Are we following the expected process?
With conformance checking, people aim to compare the behavior that occurs in reality with the one that is captured in the process model.
What is Conformance Checking?
Use case
There are three main use cases:
  • Compliance checking (for auditing, fraud detection, etc.):
    • Audits are performed to ascertain the validity and reliability of information about organizations and their associated processes.
    • The audits help in checking whether business processes are executed within certain boundaries set by managers, governments, and other stakeholders.
  • Evaluating process discovery results/algorithms:
    • Comparing discovered process models with the data used to learn the model or with unseen test data.
    • Evaluating a model or an algorithm (see k-fold cross-validation).
  • Conformance to specification (software, services, etc.)
Conformance checking algorithm
Token Replay
Token-replay is a heuristic technique, which uses four counters (produced tokens, consumed tokens, missing tokens, and remaining tokens) to compute the fitness of an observation trace based on a given process model.
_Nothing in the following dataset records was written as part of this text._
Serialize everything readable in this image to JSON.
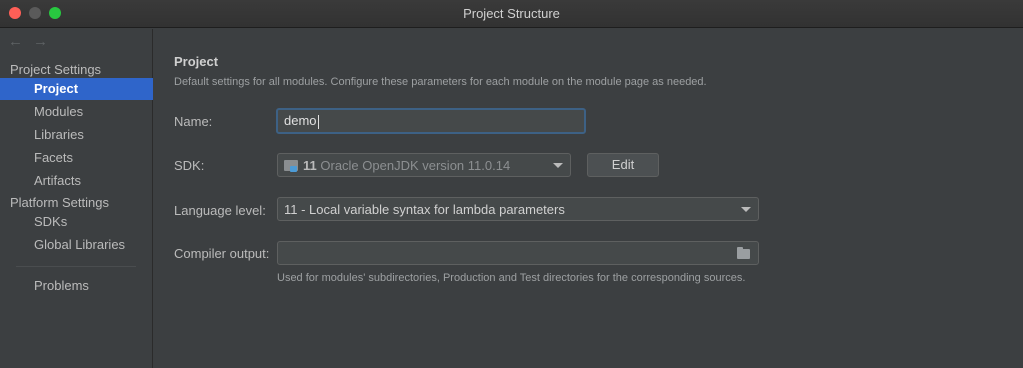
{
  "window": {
    "title": "Project Structure"
  },
  "nav": {
    "back_icon": "←",
    "forward_icon": "→"
  },
  "sidebar": {
    "project_settings_label": "Project Settings",
    "project_items": [
      {
        "label": "Project",
        "selected": true
      },
      {
        "label": "Modules"
      },
      {
        "label": "Libraries"
      },
      {
        "label": "Facets"
      },
      {
        "label": "Artifacts"
      }
    ],
    "platform_settings_label": "Platform Settings",
    "platform_items": [
      {
        "label": "SDKs"
      },
      {
        "label": "Global Libraries"
      }
    ],
    "problems_label": "Problems"
  },
  "main": {
    "heading": "Project",
    "description": "Default settings for all modules. Configure these parameters for each module on the module page as needed.",
    "name": {
      "label": "Name:",
      "value": "demo"
    },
    "sdk": {
      "label": "SDK:",
      "version": "11",
      "value": "Oracle OpenJDK version 11.0.14",
      "edit_label": "Edit"
    },
    "language_level": {
      "label": "Language level:",
      "value": "11 - Local variable syntax for lambda parameters"
    },
    "compiler_output": {
      "label": "Compiler output:",
      "value": "",
      "hint": "Used for modules' subdirectories, Production and Test directories for the corresponding sources."
    }
  },
  "colors": {
    "accent": "#2f65ca",
    "focus_border": "#3d6185",
    "background": "#3c3f41"
  }
}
Although the approach is easy to understand and can be implemented efficiently, since token-replay takes a local decision, it may lead to misleading results.
Alignments is a technique, which performs an exhaustive search to find out the optimal alignment between the observed trace and the process model. Hence, it is guaranteed to return the closest model run in comparison to the trace.

"A nice analogy that tells the difference between token-replay and alignments is searching for a particular place (e.g., a restaurant) in a city: in token-replay, you decide the direction to take just by looking at what you see. With alignments, you take your mobile phone and look at Google Maps, which will tell the optimal route (but pays the price of connecting to a GPS, download the city map, etc. …)"